───── Supplied data

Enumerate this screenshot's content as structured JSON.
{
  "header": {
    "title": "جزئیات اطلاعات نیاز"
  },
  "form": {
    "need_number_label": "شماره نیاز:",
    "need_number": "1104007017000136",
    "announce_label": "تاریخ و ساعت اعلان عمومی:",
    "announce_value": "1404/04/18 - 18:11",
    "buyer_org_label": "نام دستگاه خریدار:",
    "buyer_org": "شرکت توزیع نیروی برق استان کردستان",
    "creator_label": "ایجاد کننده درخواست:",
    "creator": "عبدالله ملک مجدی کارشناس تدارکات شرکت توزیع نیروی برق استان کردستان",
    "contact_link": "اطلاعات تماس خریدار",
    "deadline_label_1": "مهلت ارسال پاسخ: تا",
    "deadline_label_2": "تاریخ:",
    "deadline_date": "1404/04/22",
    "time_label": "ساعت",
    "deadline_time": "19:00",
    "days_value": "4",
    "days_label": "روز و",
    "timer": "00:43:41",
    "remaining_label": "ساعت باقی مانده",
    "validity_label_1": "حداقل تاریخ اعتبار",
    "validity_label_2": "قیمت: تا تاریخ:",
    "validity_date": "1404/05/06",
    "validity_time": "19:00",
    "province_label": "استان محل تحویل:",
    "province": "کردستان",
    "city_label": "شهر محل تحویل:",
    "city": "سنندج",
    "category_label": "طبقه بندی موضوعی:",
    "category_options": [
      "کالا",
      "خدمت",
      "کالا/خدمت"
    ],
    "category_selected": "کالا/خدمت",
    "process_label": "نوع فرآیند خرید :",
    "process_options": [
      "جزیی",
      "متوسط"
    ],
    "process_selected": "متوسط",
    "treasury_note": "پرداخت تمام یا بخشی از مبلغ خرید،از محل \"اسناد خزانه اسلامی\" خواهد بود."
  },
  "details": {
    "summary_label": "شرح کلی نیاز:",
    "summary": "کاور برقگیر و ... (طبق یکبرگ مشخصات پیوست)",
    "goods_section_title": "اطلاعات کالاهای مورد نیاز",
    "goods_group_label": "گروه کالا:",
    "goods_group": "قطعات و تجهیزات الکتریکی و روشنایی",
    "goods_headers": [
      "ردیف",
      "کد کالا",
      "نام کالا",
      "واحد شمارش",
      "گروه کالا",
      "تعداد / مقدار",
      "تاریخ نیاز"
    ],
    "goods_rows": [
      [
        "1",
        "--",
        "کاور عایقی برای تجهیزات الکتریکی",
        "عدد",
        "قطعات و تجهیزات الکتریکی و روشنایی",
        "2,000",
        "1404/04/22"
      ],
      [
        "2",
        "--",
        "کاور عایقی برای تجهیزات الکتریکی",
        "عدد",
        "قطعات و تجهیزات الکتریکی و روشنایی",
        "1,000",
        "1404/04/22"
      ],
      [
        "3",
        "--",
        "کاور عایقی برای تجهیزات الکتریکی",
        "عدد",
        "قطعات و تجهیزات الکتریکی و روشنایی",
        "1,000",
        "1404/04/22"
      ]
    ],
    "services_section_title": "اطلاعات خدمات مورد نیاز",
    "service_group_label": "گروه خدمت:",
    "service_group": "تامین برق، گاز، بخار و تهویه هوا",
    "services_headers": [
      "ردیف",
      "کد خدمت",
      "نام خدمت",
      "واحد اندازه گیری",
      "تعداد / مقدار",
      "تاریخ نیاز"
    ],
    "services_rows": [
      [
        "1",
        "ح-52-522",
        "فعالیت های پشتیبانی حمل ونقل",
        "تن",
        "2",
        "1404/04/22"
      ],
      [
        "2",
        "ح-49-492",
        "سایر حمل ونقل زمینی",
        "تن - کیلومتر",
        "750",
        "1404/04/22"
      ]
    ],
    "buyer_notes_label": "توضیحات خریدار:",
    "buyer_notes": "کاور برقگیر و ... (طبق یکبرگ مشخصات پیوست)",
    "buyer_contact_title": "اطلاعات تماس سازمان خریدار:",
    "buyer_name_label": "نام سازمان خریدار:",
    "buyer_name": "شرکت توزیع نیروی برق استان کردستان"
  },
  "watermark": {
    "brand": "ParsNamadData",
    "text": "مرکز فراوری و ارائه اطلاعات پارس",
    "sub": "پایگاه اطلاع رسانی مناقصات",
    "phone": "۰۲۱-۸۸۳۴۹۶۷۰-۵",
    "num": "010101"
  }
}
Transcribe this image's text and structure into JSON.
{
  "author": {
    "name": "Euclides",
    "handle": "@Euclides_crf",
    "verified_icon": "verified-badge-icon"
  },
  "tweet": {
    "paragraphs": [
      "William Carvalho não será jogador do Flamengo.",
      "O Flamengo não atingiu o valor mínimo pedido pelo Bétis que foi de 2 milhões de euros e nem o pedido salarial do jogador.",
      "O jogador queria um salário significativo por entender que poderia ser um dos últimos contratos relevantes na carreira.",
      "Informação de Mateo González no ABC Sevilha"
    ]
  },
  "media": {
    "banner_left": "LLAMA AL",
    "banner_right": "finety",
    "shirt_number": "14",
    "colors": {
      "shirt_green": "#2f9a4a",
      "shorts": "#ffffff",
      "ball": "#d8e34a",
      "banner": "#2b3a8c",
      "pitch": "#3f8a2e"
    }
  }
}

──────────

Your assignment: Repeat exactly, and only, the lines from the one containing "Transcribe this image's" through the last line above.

Output of the task:
Transcribe this image's text and structure into JSON.
{
  "author": {
    "name": "Euclides",
    "handle": "@Euclides_crf",
    "verified_icon": "verified-badge-icon"
  },
  "tweet": {
    "paragraphs": [
      "William Carvalho não será jogador do Flamengo.",
      "O Flamengo não atingiu o valor mínimo pedido pelo Bétis que foi de 2 milhões de euros e nem o pedido salarial do jogador.",
      "O jogador queria um salário significativo por entender que poderia ser um dos últimos contratos relevantes na carreira.",
      "Informação de Mateo González no ABC Sevilha"
    ]
  },
  "media": {
    "banner_left": "LLAMA AL",
    "banner_right": "finety",
    "shirt_number": "14",
    "colors": {
      "shirt_green": "#2f9a4a",
      "shorts": "#ffffff",
      "ball": "#d8e34a",
      "banner": "#2b3a8c",
      "pitch": "#3f8a2e"
    }
  }
}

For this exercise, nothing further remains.